Location in the church: on the right north (Epistle) side of the choir loft, facing the main altar diagonally; originally in a left side balcony, moved up in 1908
Measurements of the case: 4.5 m width x 5.7 m height x 1.6 m depth
Case finish: polychromed
Pipe finish: silver paint applied (nineteenth century?) which covered the original polychrome; in 1996 façade pipes painted over with a protective layer of white paint
Distribution of the façade pipes: Correspond to LH and RH, divided into five towers, each with the tallest pipe in the center
Distribution of the interior pipes: divided in five groups, three central groups with the tallest pipe in the middle, two lateral groups arrnaged chromatically
Keyboard: made of Mexican white pine in 1998
Compass: 45 notes C- c’’’ with a short octave
Key action: suspended with a rollerboard (eighteenth c.)
Stop action: stop knobs on the front of the case, pushed in rather than pulled out to engage;
stops divided middle c/c#
Labels: made in 1998
Windchest: rebuilt in 1998
Measurements of the windchest: 2.30 m length x 0.97 m width x 0.11 m height
Vertical channelboards: three- LH flautado and octava, RH clarín
Offset chests: none
Bellows: three antique (eighteenth c.?) cuneiform bellows restored in 1998; may be hand pumped; new blower
Location of the bellows: sideways to the right and behind the organ
Wind pressure: 75 mm, original lead weights
Pitch and temperament: a = 415 Hz, meantone?
State of conservation: very good, but dirty because of its downtown location



The construction of the Basílica de la Soledad was initiated in 1582, but the building we see today was not erected until 1682, a century later. The dedication of the church took place in 1690, and the case of this magnificent organ, richly carved and decorated with polychrome, bears an inscription in a medallion on the left side of the case--1686. The round, fluted towers remind one of organs built in Puebla at the end of the seventeenth century, but the profile of the organ with its lateral “hips” is characteristically Oaxacan. The mechanical and phonic components are later and seem to be the result of a reconstruction of the interior of the organ sometime during the eighteenth century. 

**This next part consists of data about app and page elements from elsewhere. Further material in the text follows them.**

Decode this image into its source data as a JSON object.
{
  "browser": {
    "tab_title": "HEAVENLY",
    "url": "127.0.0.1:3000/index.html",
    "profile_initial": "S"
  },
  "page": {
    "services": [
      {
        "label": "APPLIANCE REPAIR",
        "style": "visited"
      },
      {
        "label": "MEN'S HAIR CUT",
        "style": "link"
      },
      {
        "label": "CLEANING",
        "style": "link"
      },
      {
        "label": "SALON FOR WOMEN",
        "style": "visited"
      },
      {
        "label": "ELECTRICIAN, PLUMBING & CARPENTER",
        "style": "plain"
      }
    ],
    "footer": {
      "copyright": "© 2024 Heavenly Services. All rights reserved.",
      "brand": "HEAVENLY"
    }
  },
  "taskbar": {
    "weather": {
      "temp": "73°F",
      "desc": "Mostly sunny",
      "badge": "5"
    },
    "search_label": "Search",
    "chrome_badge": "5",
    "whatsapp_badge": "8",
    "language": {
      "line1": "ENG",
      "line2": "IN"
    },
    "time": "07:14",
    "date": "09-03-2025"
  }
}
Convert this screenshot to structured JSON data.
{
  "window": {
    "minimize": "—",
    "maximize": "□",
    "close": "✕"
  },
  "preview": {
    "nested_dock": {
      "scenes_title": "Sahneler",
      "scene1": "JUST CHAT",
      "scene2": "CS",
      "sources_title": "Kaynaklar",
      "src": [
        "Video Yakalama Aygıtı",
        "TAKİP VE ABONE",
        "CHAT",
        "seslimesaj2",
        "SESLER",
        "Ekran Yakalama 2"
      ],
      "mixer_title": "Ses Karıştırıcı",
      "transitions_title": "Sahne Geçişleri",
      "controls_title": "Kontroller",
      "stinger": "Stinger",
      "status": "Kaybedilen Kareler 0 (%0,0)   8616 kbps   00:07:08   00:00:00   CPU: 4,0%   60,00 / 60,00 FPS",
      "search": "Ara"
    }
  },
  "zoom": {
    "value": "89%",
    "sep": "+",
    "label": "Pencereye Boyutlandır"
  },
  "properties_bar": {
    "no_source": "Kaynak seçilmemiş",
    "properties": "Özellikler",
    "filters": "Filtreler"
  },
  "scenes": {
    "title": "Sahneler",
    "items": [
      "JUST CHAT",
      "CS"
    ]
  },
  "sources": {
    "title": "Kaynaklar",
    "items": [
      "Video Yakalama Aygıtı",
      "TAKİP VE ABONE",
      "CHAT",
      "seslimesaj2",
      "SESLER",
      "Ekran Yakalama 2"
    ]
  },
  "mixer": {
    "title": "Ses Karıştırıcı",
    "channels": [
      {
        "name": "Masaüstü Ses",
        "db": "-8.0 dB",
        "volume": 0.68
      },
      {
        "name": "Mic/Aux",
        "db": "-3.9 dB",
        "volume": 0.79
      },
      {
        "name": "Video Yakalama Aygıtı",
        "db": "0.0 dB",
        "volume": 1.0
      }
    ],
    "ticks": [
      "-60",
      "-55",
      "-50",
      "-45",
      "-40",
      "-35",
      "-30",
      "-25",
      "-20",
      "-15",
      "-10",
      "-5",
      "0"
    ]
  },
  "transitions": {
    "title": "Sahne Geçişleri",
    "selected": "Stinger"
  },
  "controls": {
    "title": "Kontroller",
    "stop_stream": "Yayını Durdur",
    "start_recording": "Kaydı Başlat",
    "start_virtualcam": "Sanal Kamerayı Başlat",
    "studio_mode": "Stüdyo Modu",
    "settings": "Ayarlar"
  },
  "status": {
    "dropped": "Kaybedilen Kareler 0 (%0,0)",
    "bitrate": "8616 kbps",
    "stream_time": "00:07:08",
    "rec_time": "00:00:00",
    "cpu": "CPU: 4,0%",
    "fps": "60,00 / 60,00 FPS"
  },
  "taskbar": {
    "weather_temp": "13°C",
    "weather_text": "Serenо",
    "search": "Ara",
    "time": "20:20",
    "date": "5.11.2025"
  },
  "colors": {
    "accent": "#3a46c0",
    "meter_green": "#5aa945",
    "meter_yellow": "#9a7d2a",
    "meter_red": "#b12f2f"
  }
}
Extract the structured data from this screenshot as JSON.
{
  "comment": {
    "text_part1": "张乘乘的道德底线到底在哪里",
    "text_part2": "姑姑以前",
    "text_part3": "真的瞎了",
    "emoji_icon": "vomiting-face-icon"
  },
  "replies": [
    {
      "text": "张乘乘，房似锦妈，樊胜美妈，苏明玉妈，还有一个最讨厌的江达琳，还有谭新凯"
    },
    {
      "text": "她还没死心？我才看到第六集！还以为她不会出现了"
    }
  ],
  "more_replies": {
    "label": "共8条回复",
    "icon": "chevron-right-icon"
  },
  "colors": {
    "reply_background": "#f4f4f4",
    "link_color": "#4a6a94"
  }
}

The organ was originally located in a side balcony to the left, south side of the main altar. It was later moved up to the choir gallery around 1900 where it is presently located with its three large bellows. As far as the case dimensions and decoration, it resembles the organ of Yanhuitlán, which may have been built around the same time. The white color of the façade pipes is not original, but rather a layer of protective paint which will be removed when the pipes are properly conserved.  

The organ was restored in 1997-2000 thanks to the support Fomento Cultural Banamex. The project director was the Dutch organbuilder Pieter Visser, though the restoration was finished by his assistant, Ignacio Zapata. Gustavo Delgado and Ofelia Gómez, directors of the Academia Mexicana de Müsica para Órgano Antiguo (AMMAO) served as project advisors. The wide open nave of the Basílica de la Soledad with its marvelous acoustics allows its listeners to be completely engulfed by the sound of this magnificent organ.